Upon the application of James Madison who owns the land on both sides of the run Called Madison’s mill run,1 where James Madison deceased formerly had a mill, the bed of which run belongs to the applicant for a writ of ad quod damnum2 for the purpose of obtaining leave to erect a mill at the said place A writ of ad quod damnum is awarded him to be directed to the sheriff of this county to be executed on the premises on the eighth day of the next month.3
Ms (Vi: Orange County Order Book, 1803–1804, 354); Ms (Vi: Orange County Minute Book, 1797–1806, 642–43).
1. For the Madison family’s mill venture, see PJM-SS description begins Robert J. Brugger et al., eds., The Papers of James Madison: Secretary of State Series (7 vols. to date; Charlottesville, Va., 1986–). description ends , 2:125–26 n. 1.

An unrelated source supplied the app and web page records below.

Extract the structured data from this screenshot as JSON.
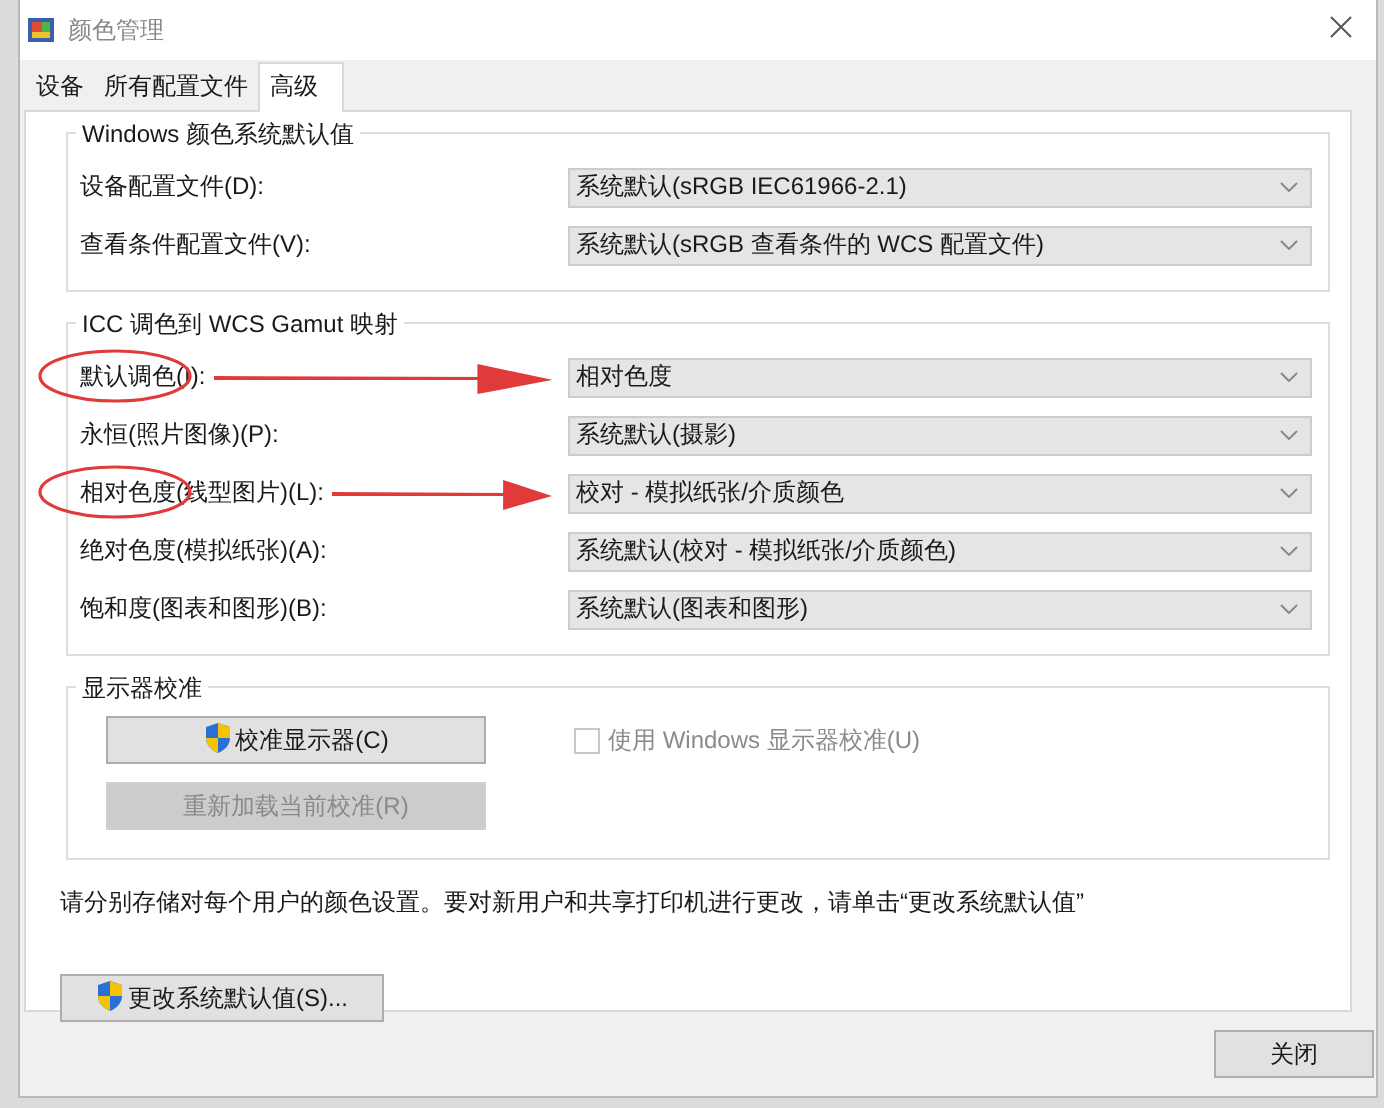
{
  "window": {
    "title": "颜色管理"
  },
  "tabs": [
    {
      "label": "设备",
      "selected": false
    },
    {
      "label": "所有配置文件",
      "selected": false
    },
    {
      "label": "高级",
      "selected": true
    }
  ],
  "groups": [
    {
      "title": "Windows 颜色系统默认值",
      "kind": "combos",
      "rows": [
        {
          "label": "设备配置文件(D):",
          "value": "系统默认(sRGB IEC61966-2.1)",
          "marked": false
        },
        {
          "label": "查看条件配置文件(V):",
          "value": "系统默认(sRGB 查看条件的 WCS 配置文件)",
          "marked": false
        }
      ]
    },
    {
      "title": "ICC 调色到 WCS Gamut 映射",
      "kind": "combos",
      "rows": [
        {
          "label": "默认调色(I):",
          "value": "相对色度",
          "marked": true
        },
        {
          "label": "永恒(照片图像)(P):",
          "value": "系统默认(摄影)",
          "marked": false
        },
        {
          "label": "相对色度(线型图片)(L):",
          "value": "校对 - 模拟纸张/介质颜色",
          "marked": true
        },
        {
          "label": "绝对色度(模拟纸张)(A):",
          "value": "系统默认(校对 - 模拟纸张/介质颜色)",
          "marked": false
        },
        {
          "label": "饱和度(图表和图形)(B):",
          "value": "系统默认(图表和图形)",
          "marked": false
        }
      ]
    },
    {
      "title": "显示器校准",
      "kind": "calibration",
      "buttons": [
        {
          "label": "校准显示器(C)",
          "shield": true,
          "disabled": false
        },
        {
          "label": "重新加载当前校准(R)",
          "shield": false,
          "disabled": true
        }
      ],
      "checkbox": {
        "label": "使用 Windows 显示器校准(U)",
        "checked": false,
        "disabled": true
      }
    }
  ],
  "note": "请分别存储对每个用户的颜色设置。要对新用户和共享打印机进行更改，请单击“更改系统默认值”",
  "default_button": {
    "label": "更改系统默认值(S)...",
    "shield": true
  },
  "close_button": {
    "label": "关闭"
  }
}
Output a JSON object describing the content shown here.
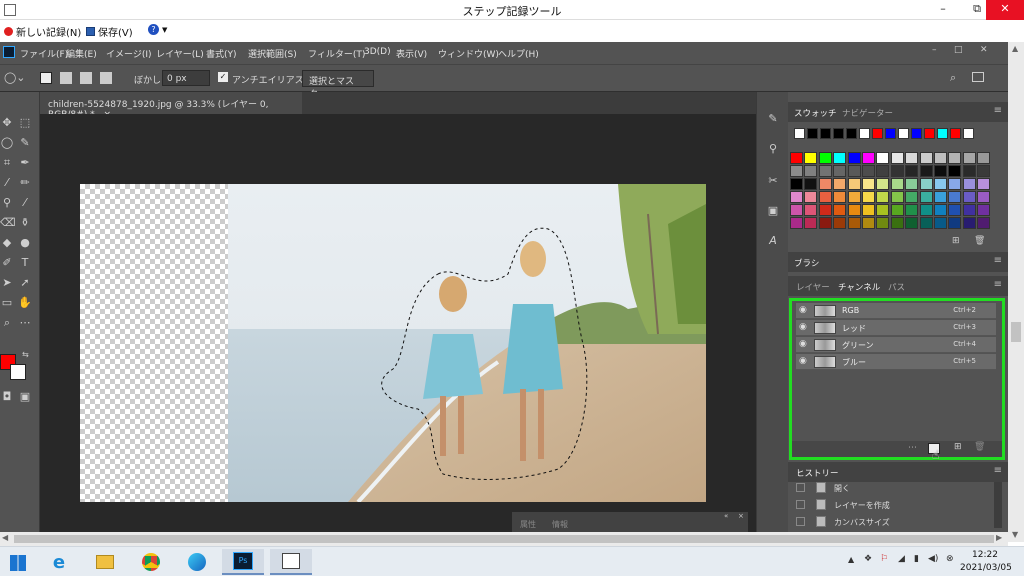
{
  "window": {
    "title": "ステップ記録ツール",
    "minimize": "–",
    "maximize": "⧉",
    "close": "✕"
  },
  "psr_toolbar": {
    "new_record": "新しい記録(N)",
    "save": "保存(V)",
    "help_icon": "help-circle-icon"
  },
  "ps_menu": [
    "ファイル(F)",
    "編集(E)",
    "イメージ(I)",
    "レイヤー(L)",
    "書式(Y)",
    "選択範囲(S)",
    "フィルター(T)",
    "3D(D)",
    "表示(V)",
    "ウィンドウ(W)",
    "ヘルプ(H)"
  ],
  "options": {
    "feather_label": "ぼかし：",
    "feather_value": "0 px",
    "antialias_label": "アンチエイリアス",
    "antialias_checked": true,
    "select_mask_label": "選択とマスク..."
  },
  "document": {
    "tab_title": "children-5524878_1920.jpg @ 33.3% (レイヤー 0, RGB/8#) *",
    "tab_close": "×"
  },
  "swatches_panel": {
    "tabs": [
      "スウォッチ",
      "ナビゲーター"
    ],
    "recent": [
      "#ffffff",
      "#000000",
      "#000000",
      "#000000",
      "#000000",
      "#ffffff",
      "#ff0000",
      "#0000ff",
      "#ffffff",
      "#0000ff",
      "#ff0000",
      "#00ffff",
      "#ff0000",
      "#ffffff"
    ],
    "grid": [
      [
        "#ff0000",
        "#ffff00",
        "#00ff00",
        "#00ffff",
        "#0000ff",
        "#ff00ff",
        "#ffffff",
        "#e6e6e6",
        "#d9d9d9",
        "#cccccc",
        "#bfbfbf",
        "#b3b3b3",
        "#a6a6a6",
        "#999999"
      ],
      [
        "#8c8c8c",
        "#808080",
        "#737373",
        "#666666",
        "#595959",
        "#4d4d4d",
        "#404040",
        "#333333",
        "#262626",
        "#1a1a1a",
        "#0d0d0d",
        "#000000",
        "#2a2a2a",
        "#3a3a3a"
      ],
      [
        "#000000",
        "#111111",
        "#ee8866",
        "#f2a86a",
        "#f5c878",
        "#f8e48a",
        "#d4e68a",
        "#a8d88a",
        "#88cc99",
        "#88d0c8",
        "#88c8ee",
        "#88a8e8",
        "#9a90dd",
        "#b890dd"
      ],
      [
        "#e088cc",
        "#ee8899",
        "#e86040",
        "#ee8a3a",
        "#f2aa3a",
        "#f6d84a",
        "#c2d84a",
        "#84c44a",
        "#44aa66",
        "#3ab0a0",
        "#3aa0dc",
        "#4a7ad0",
        "#6a5cc4",
        "#9a5cc4"
      ],
      [
        "#cc55aa",
        "#dd5577",
        "#d02a1a",
        "#e05a10",
        "#e88a10",
        "#eec020",
        "#a8c020",
        "#58a820",
        "#20904a",
        "#109088",
        "#1080c0",
        "#2050b0",
        "#4030a0",
        "#7030a0"
      ],
      [
        "#aa2a8a",
        "#bb2a55",
        "#8a1a10",
        "#9a3a08",
        "#a85a08",
        "#b08a10",
        "#708a10",
        "#3a7010",
        "#106030",
        "#086058",
        "#085a88",
        "#103a80",
        "#281c70",
        "#501c70"
      ]
    ]
  },
  "brush_panel": {
    "label": "ブラシ"
  },
  "layers_panel": {
    "tabs": [
      "レイヤー",
      "チャンネル",
      "パス"
    ],
    "channels": [
      {
        "name": "RGB",
        "shortcut": "Ctrl+2"
      },
      {
        "name": "レッド",
        "shortcut": "Ctrl+3"
      },
      {
        "name": "グリーン",
        "shortcut": "Ctrl+4"
      },
      {
        "name": "ブルー",
        "shortcut": "Ctrl+5"
      }
    ]
  },
  "history_panel": {
    "title": "ヒストリー",
    "items": [
      "開く",
      "レイヤーを作成",
      "カンバスサイズ"
    ]
  },
  "info_panel": {
    "tabs": [
      "属性",
      "情報"
    ]
  },
  "taskbar": {
    "time": "12:22",
    "date": "2021/03/05"
  },
  "accent": {
    "highlight_green": "#22dd22",
    "fg_color": "#ff0000",
    "bg_color": "#ffffff",
    "ps_bg": "#535353"
  }
}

2. Ad quod damnum: “The name of a writ … commanding the sheriff to make inquiry ‘to what damage’ a specified act, if done, will tend.
“It is a writ which ought to be sued before the king grants certain liberties,… which may be prejudicial to others, and thereby it should be inquired whether it will be a prejudice to grant them, and to whom it will be prejudicial, and what prejudice will come thereby” (Black’s Law Dictionary, 6th ed., 50).
3. On 29 Apr. 1806 JM received permission to erect the mill, based on the 8 Nov. 1804 report of a jury that had examined the property and decided “that no ones Land will be overflowed and that no damages will accrue to the several prop[r]ietors, that fish of passage nor ordinary navigation will not be obstructed, neither in our opinions will the health of the neighbours be annoyed by the stagnation of the Waters” (Vi: Orange County Order Book, 1805–1806, 347–48).